- negatively impacting families across the county
- stopping school transport for all post-16 students
- or even all students
- and thus risking consequent environmental and financial costs, and
- causing budgetary problems for the Council’s obligations towards vulnerable people.
Rather than work towards running accessible vehicles and thus complying with both the letter and the spirit of the law, the Council have decided to get around the accessibility regulations by stopping charging pupils for spare seats. I think this is reprehensible.
North Yorkshire Council are the architects of their problem. As they openly state in their report on the subject:
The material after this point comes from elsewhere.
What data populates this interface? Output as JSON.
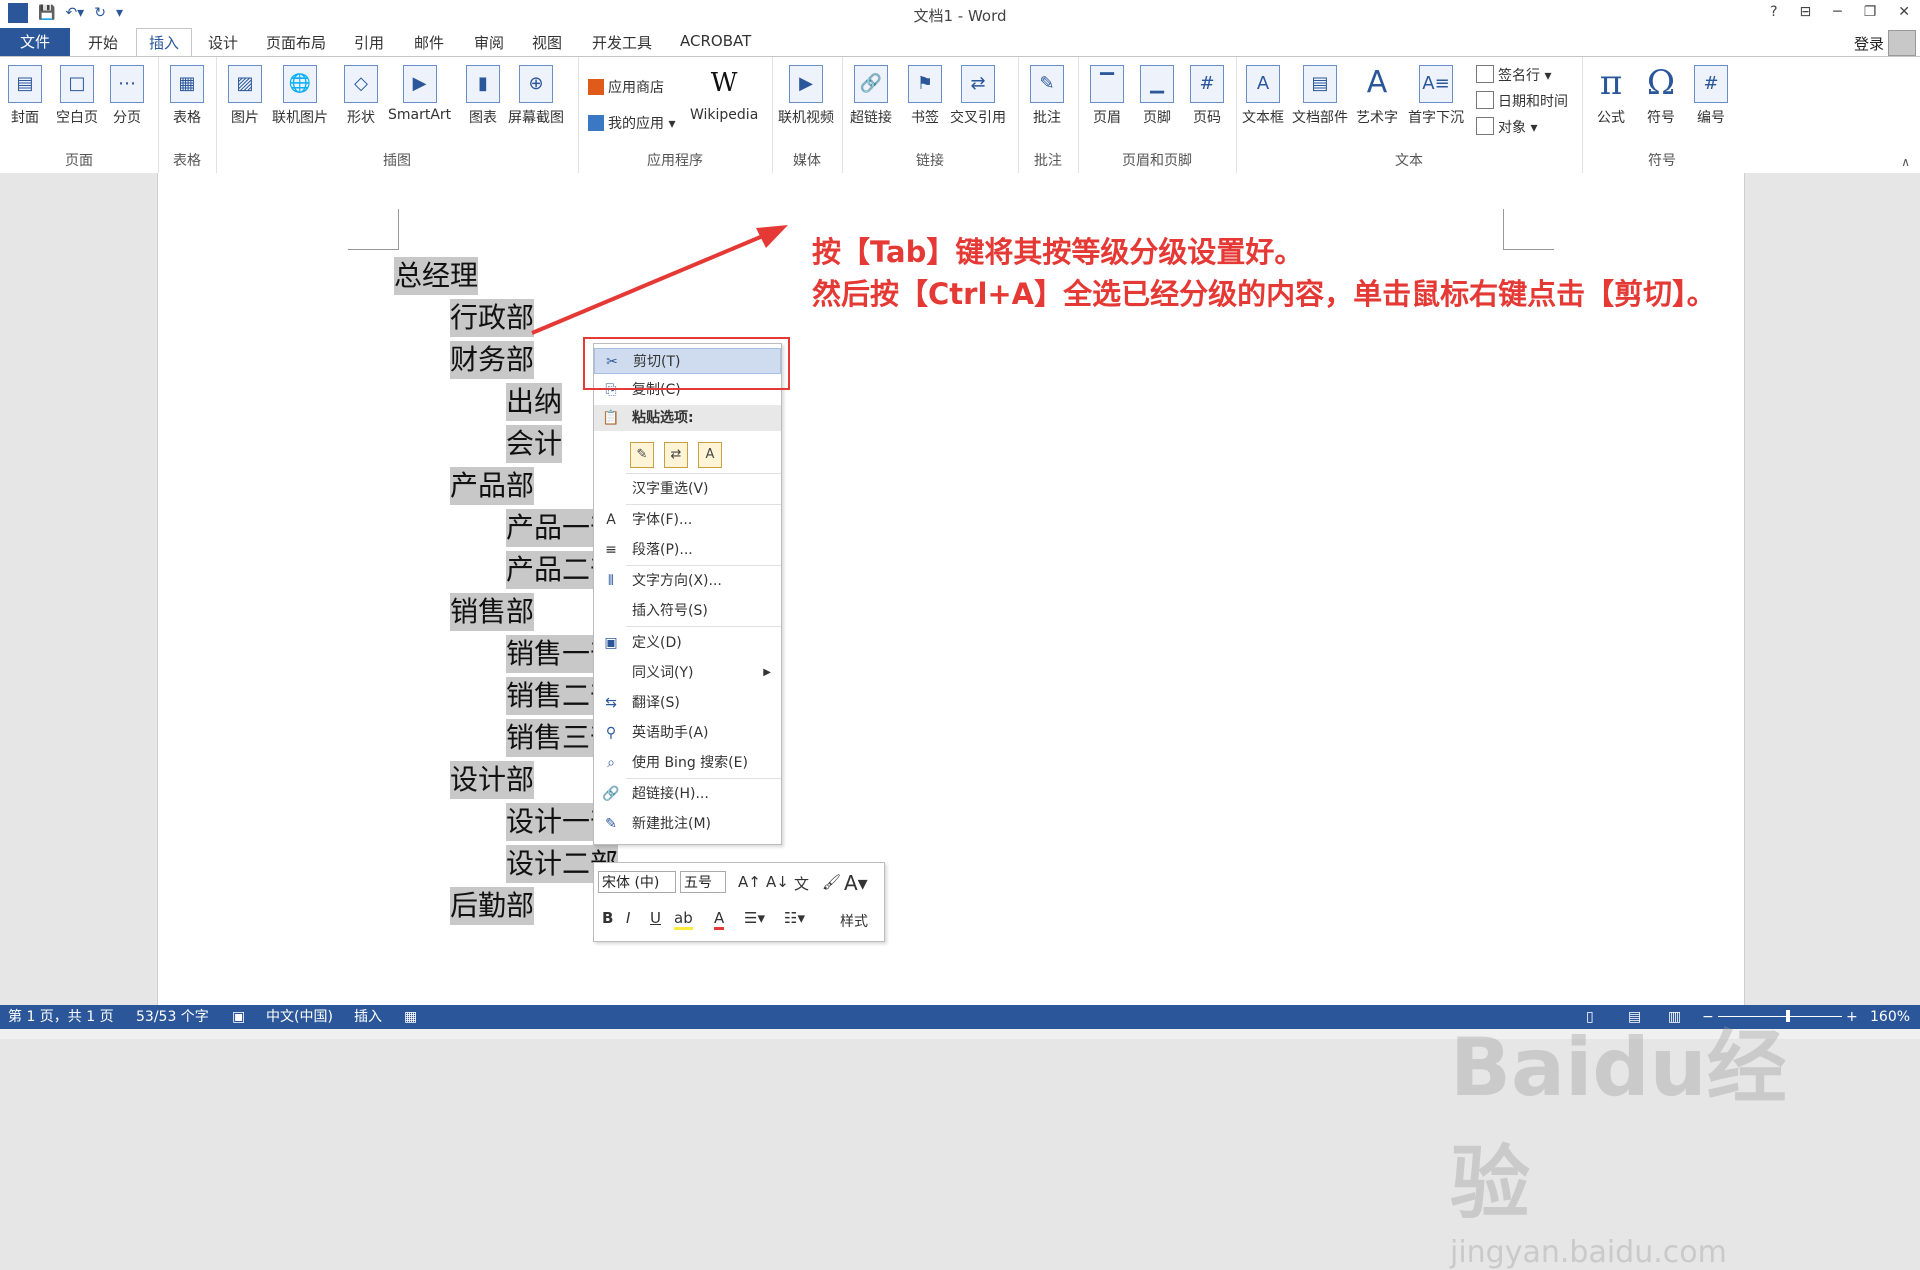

Past practice is that the Council does not set out to procure accessible vehicles for mainstream home to school transport. There is no specific obligation to do so, and
transport needs for entitled pupils requiring accessible vehicles are met through
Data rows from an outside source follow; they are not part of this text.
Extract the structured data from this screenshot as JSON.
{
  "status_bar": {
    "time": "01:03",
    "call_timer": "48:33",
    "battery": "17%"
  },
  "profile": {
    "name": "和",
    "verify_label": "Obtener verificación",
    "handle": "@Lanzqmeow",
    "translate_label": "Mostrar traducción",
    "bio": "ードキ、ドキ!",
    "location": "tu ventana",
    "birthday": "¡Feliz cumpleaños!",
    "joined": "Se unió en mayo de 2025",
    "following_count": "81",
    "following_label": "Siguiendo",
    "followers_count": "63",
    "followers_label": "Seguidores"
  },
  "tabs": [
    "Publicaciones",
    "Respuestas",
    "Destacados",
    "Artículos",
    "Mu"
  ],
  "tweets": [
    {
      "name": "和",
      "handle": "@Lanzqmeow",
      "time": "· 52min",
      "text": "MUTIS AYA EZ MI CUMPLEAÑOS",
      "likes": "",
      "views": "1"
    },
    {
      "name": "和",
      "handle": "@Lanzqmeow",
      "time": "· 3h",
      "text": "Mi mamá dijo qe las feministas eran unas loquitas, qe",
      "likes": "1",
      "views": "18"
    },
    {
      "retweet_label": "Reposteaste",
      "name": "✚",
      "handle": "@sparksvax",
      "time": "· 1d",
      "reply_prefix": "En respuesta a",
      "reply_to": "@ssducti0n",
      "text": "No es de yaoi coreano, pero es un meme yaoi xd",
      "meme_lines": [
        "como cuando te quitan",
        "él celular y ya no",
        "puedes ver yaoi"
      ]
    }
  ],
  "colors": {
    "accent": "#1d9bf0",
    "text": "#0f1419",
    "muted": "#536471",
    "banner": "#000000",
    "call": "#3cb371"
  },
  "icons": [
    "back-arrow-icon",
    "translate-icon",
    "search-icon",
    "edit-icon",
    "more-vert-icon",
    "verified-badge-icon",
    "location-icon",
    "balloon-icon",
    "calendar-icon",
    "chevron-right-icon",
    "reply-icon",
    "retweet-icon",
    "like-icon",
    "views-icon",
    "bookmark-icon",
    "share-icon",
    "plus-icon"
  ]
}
bespoke arrangements. When services are put out to tender, operators are then free
to offer accessible or non-accessible vehicles with contracts awarded on the basis of
the lowest cost to the Council (subject to meeting minimum quality standards).
The Council have therefore been quite content to run inaccessible buses, thus segregating disabled kids, and have made no effort whatsoever to provide unsegregated accessible school transport. They are subject to the Public Sector Equality Duty under section 149 of the Equality Act 2010, which obliges them to have due regard in all their public functions for the need to:
- eliminate discrimination, harassment, victimisation and any other conduct that is prohibited by or under the Equality Act;
- advance equality of opportunity between disabled people and non-disabled people; and
- foster good relations between disabled people and non-disabled people, including the need to
- tackle prejudice, and
- promote understanding.
I don’t see how unquestioningly segregating disabled kids in special buses, away from their peers, could be considered to comply with this duty.
The Council decided to stop charging anybody for home-to-school transport for this year, taking the financial hit, while lobbying Government for “clarification” or “change” of the law. They will then review the situation at the end of the year, with:
options including permanently waiving charges or ceasing to providing transport for non-entitled mainstream pupils unless and until operators are able to provide accessible vehicles at an affordable cost to the Council.
Or they could do what they should have been doing all along: obliging their public transport providers to provide accessible vehicles in accordance with their legal obligations. I.e. North Yorkshire County Council could enforce the existing term in their school transport providers’ contracts:
The Supplier shall ensure that Vehicles shall comply with all relevant requirements of law relating to construction (including the Equality Act 2010 and the Public Service Vehicle Accessibility Regulations 2000), equipment and use and shall ensure that the Vehicles are properly taxed, tested, licensed and insured, and where a Vehicle does not meet any element of these requirements then this would be considered a material breach of Agreement under clause 12.2.
I make no apology for taking action to ensure the Council and its officials complies with its criminal law obligation to ensure school buses are accessible to disabled pupils. I suggest other councils take note.
The Right to Ride
All disabled people are asking for, as the saying goes, is To Boldly Go Where All Others Have Gone Before.
The legislation is there for a reason. We have the Right to Ride on school and rail replacement buses, just as much as anybody else.